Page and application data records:

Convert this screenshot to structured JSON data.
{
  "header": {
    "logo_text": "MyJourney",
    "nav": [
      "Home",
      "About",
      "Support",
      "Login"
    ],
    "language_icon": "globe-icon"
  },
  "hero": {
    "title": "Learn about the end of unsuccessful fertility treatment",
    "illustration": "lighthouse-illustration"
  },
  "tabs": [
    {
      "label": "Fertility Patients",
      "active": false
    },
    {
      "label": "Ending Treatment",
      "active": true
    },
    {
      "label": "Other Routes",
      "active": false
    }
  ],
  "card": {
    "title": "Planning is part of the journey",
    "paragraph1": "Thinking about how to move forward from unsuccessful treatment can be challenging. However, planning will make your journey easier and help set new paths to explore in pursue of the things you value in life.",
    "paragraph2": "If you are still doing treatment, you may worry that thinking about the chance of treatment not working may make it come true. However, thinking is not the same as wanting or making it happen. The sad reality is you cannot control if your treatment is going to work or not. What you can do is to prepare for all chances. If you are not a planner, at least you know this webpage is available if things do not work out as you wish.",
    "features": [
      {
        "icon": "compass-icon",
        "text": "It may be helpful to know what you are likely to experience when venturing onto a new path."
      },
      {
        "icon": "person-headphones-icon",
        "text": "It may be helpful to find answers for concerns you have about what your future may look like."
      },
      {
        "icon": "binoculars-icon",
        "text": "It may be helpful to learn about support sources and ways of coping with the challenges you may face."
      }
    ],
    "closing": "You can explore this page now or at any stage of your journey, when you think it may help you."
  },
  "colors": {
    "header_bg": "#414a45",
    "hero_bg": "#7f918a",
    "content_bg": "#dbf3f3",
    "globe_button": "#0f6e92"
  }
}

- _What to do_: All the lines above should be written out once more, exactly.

- _Solution to the exercise_:
Convert this screenshot to structured JSON data.
{
  "header": {
    "logo_text": "MyJourney",
    "nav": [
      "Home",
      "About",
      "Support",
      "Login"
    ],
    "language_icon": "globe-icon"
  },
  "hero": {
    "title": "Learn about the end of unsuccessful fertility treatment",
    "illustration": "lighthouse-illustration"
  },
  "tabs": [
    {
      "label": "Fertility Patients",
      "active": false
    },
    {
      "label": "Ending Treatment",
      "active": true
    },
    {
      "label": "Other Routes",
      "active": false
    }
  ],
  "card": {
    "title": "Planning is part of the journey",
    "paragraph1": "Thinking about how to move forward from unsuccessful treatment can be challenging. However, planning will make your journey easier and help set new paths to explore in pursue of the things you value in life.",
    "paragraph2": "If you are still doing treatment, you may worry that thinking about the chance of treatment not working may make it come true. However, thinking is not the same as wanting or making it happen. The sad reality is you cannot control if your treatment is going to work or not. What you can do is to prepare for all chances. If you are not a planner, at least you know this webpage is available if things do not work out as you wish.",
    "features": [
      {
        "icon": "compass-icon",
        "text": "It may be helpful to know what you are likely to experience when venturing onto a new path."
      },
      {
        "icon": "person-headphones-icon",
        "text": "It may be helpful to find answers for concerns you have about what your future may look like."
      },
      {
        "icon": "binoculars-icon",
        "text": "It may be helpful to learn about support sources and ways of coping with the challenges you may face."
      }
    ],
    "closing": "You can explore this page now or at any stage of your journey, when you think it may help you."
  },
  "colors": {
    "header_bg": "#414a45",
    "hero_bg": "#7f918a",
    "content_bg": "#dbf3f3",
    "globe_button": "#0f6e92"
  }
}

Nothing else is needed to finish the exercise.